In addition, scientists are making huge strides in understanding little-appreciated species like the Pallid Sturgeon, Sicklefin Redhorse, and Mountain Sucker. Genetics research, telemetry (a method for tracking animals), and a number of other techniques once reserved for large mammals have been miniaturized and applied to fisheries research, bringing about an explosion of new information that sometimes radically changes how we understand fish and their habitat.
The use of telemetry is particularly important, and a number of important studies are in the works. Telemetry allows researchers to easily track fish in real-time, allowing us to understand when and where fish spawn, feed, and take shelter. I don’t know about you, but this sounds awfully useful from an angler’s perspective!
For example, one study used radio telemetry to prove that rainbow trout primarily feed in riffles at night, preferring pools and runs during the day. Another study used these new technologies to show how road culverts and fire can completely change fish movements within a stream.

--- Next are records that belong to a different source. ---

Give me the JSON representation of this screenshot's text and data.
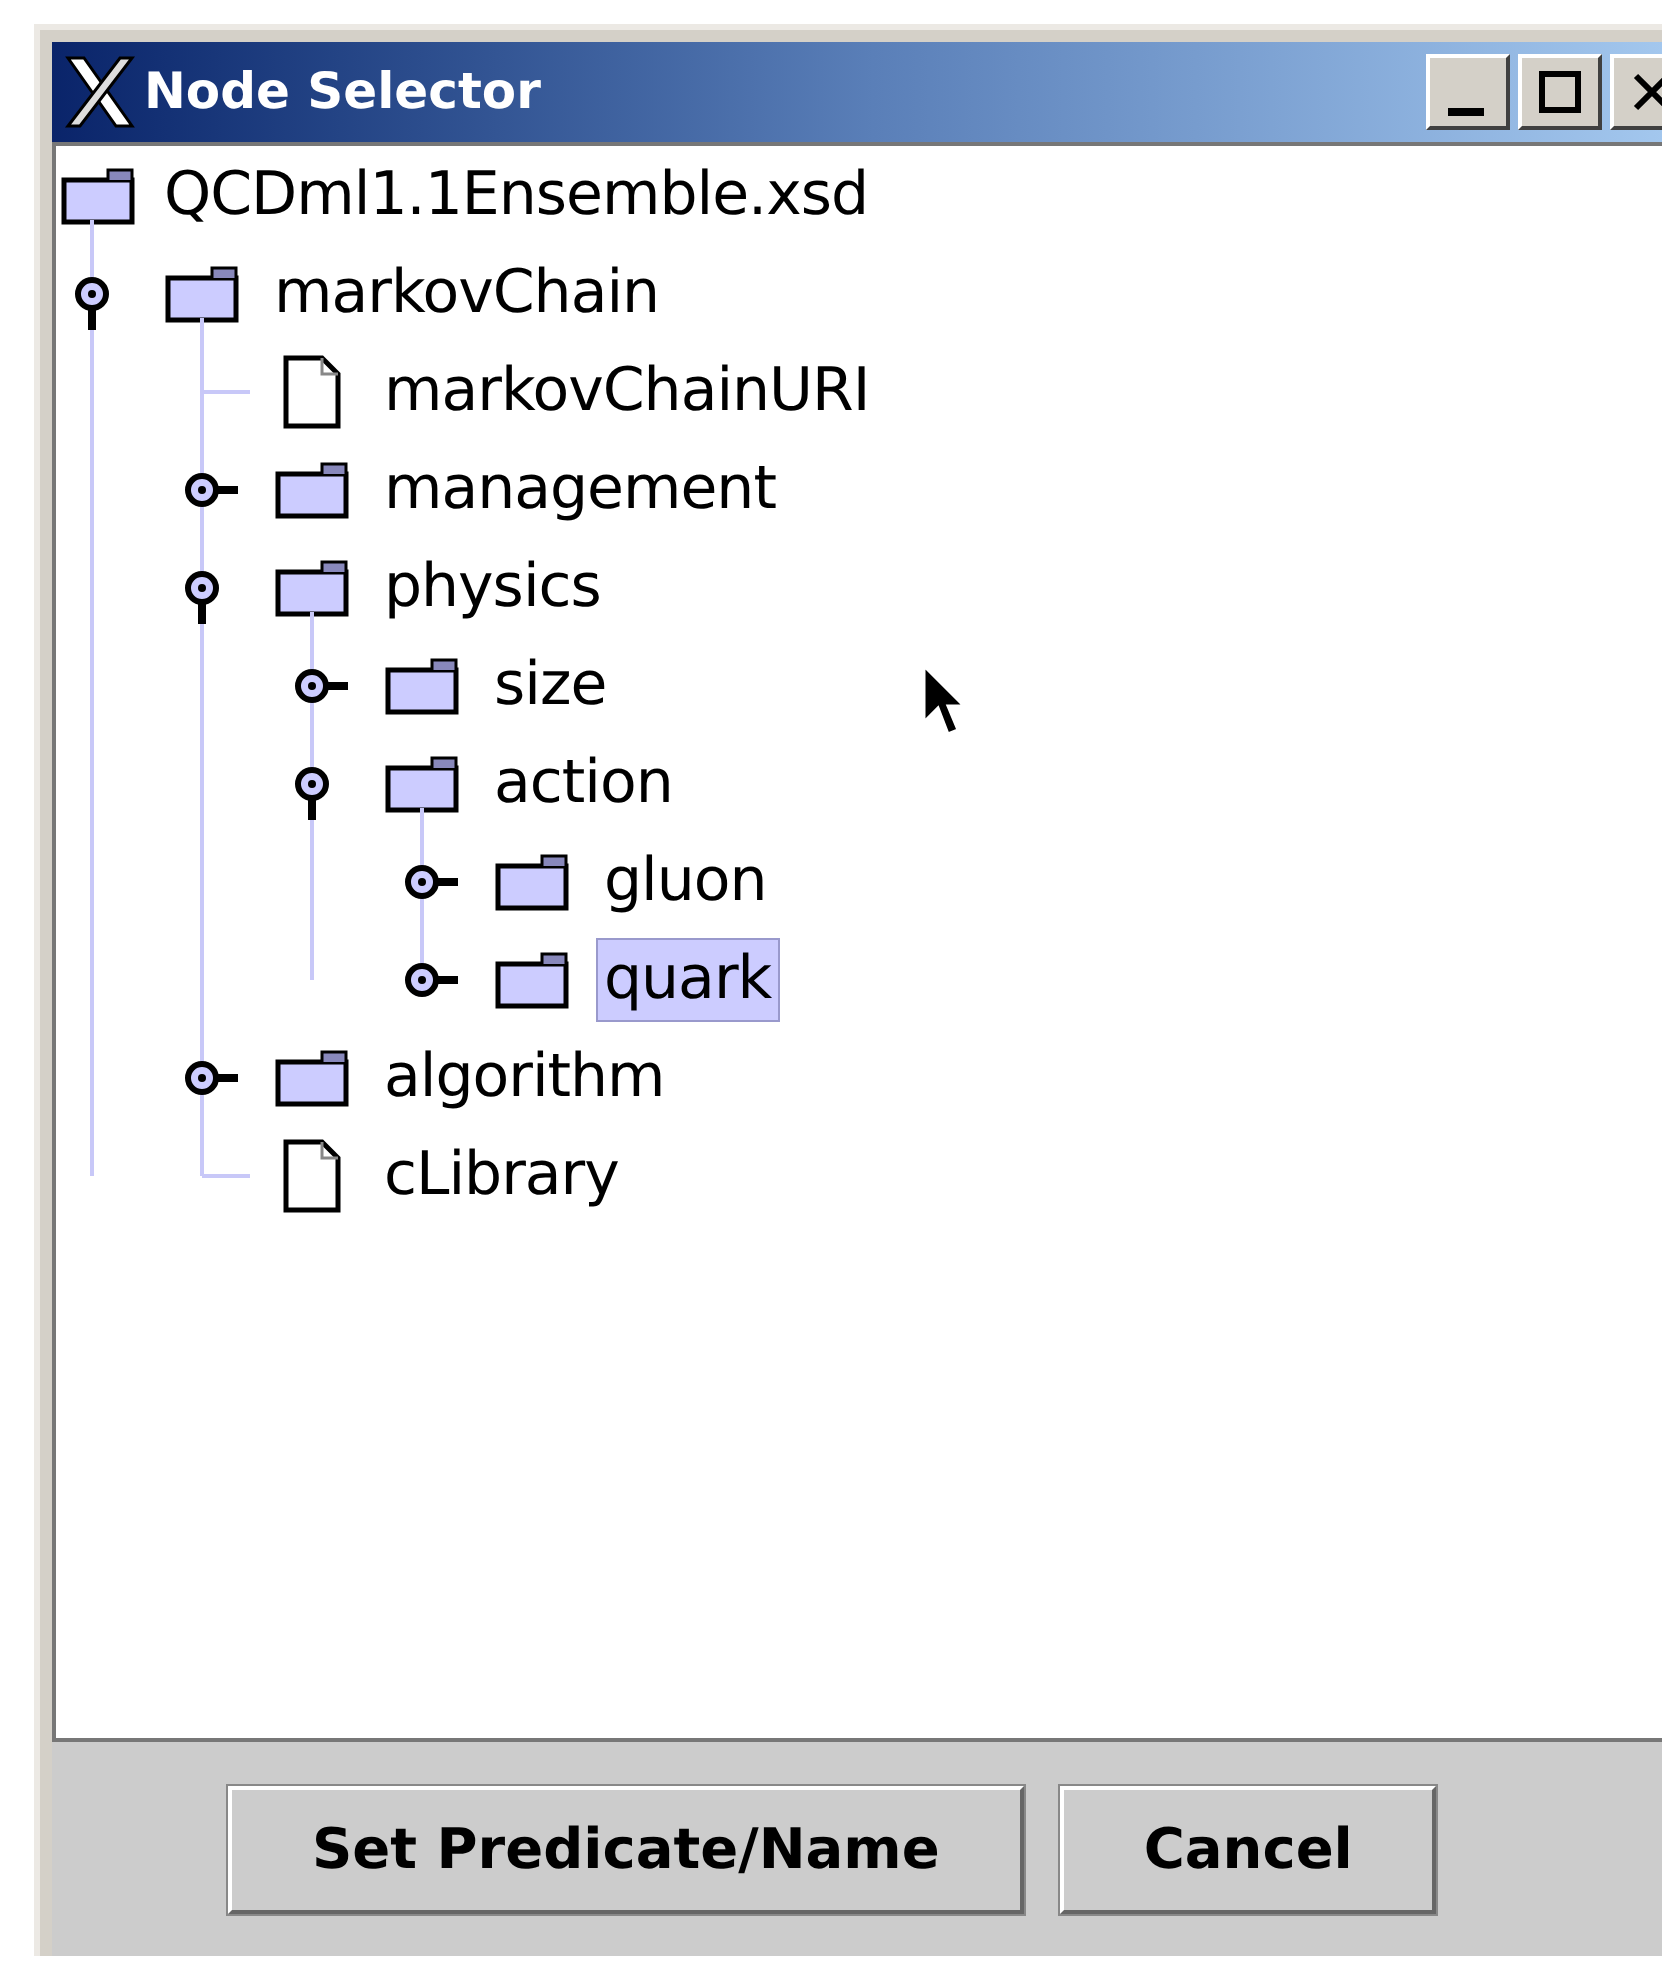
{
  "window": {
    "title": "Node Selector"
  },
  "tree": {
    "label": "QCDml1.1Ensemble.xsd",
    "kind": "folder",
    "selected": false,
    "children": [
      {
        "label": "markovChain",
        "kind": "folder",
        "expanded": true,
        "selected": false,
        "children": [
          {
            "label": "markovChainURI",
            "kind": "file",
            "selected": false
          },
          {
            "label": "management",
            "kind": "folder",
            "expanded": false,
            "selected": false
          },
          {
            "label": "physics",
            "kind": "folder",
            "expanded": true,
            "selected": false,
            "children": [
              {
                "label": "size",
                "kind": "folder",
                "expanded": false,
                "selected": false
              },
              {
                "label": "action",
                "kind": "folder",
                "expanded": true,
                "selected": false,
                "children": [
                  {
                    "label": "gluon",
                    "kind": "folder",
                    "expanded": false,
                    "selected": false
                  },
                  {
                    "label": "quark",
                    "kind": "folder",
                    "expanded": false,
                    "selected": true
                  }
                ]
              }
            ]
          },
          {
            "label": "algorithm",
            "kind": "folder",
            "expanded": false,
            "selected": false
          },
          {
            "label": "cLibrary",
            "kind": "file",
            "selected": false
          }
        ]
      }
    ]
  },
  "buttons": [
    "Set Predicate/Name",
    "Cancel"
  ]
}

I hope you can see how scientific research can help you better understand how fish utilize their environment, what is being done to help conserve fish populations for the future, as well as where anglers fit in to all of this. I really encourage you guys to look up the AFS at www.fisheries.org and see what they’re up to, it’s really very informative! There is so much more that I learned that I didn’t get to include here. It’s not just people running around with nets making guesses, there are sophisticated corporations and government agencies with a lot of skin in this game, all to help schmucks like us catch more fish.
Jack McLaren- aka brookieflyfisher. My heart is somewhere above 10,000 feet, casting for brick-red brookies!
Blog content © Jack McLaren
MileHighMike, CO 9/5/2014 9:40:03 AM
Thanks for sharing.... Good read.
Dangly, CO 9/5/2014 12:55:54 PM
good read, but like many fishery specific societies, AFS has some primary goals that alot of people who enjoy and have a "stewardship" view of the outdoors might strongly disagree with, for example:
"AFS Policy statement #2 :
1. Encourage developement and implementation of methods to control human population growth."
they also lean heavily against private ownership of water containment and water shed property private ownership.
While I envy Montana fisherman the access to rivers and streams that they enjoy, I also recognise the extreme difference in population density between Montana and Colorado. One needs only to see how the general public treats public fissheries here in the metro, to understand why private land owners would not want to allow access to the general public, even if the public stayed below the highwater line ( a line many would ignore)
For a Fishery society to focus on population control speaks to me of an underlying ethos that I find highly objectionable.
JKaboom, CO 9/5/2014 3:23:08 PM
Great BLOG Thanks Brookie :)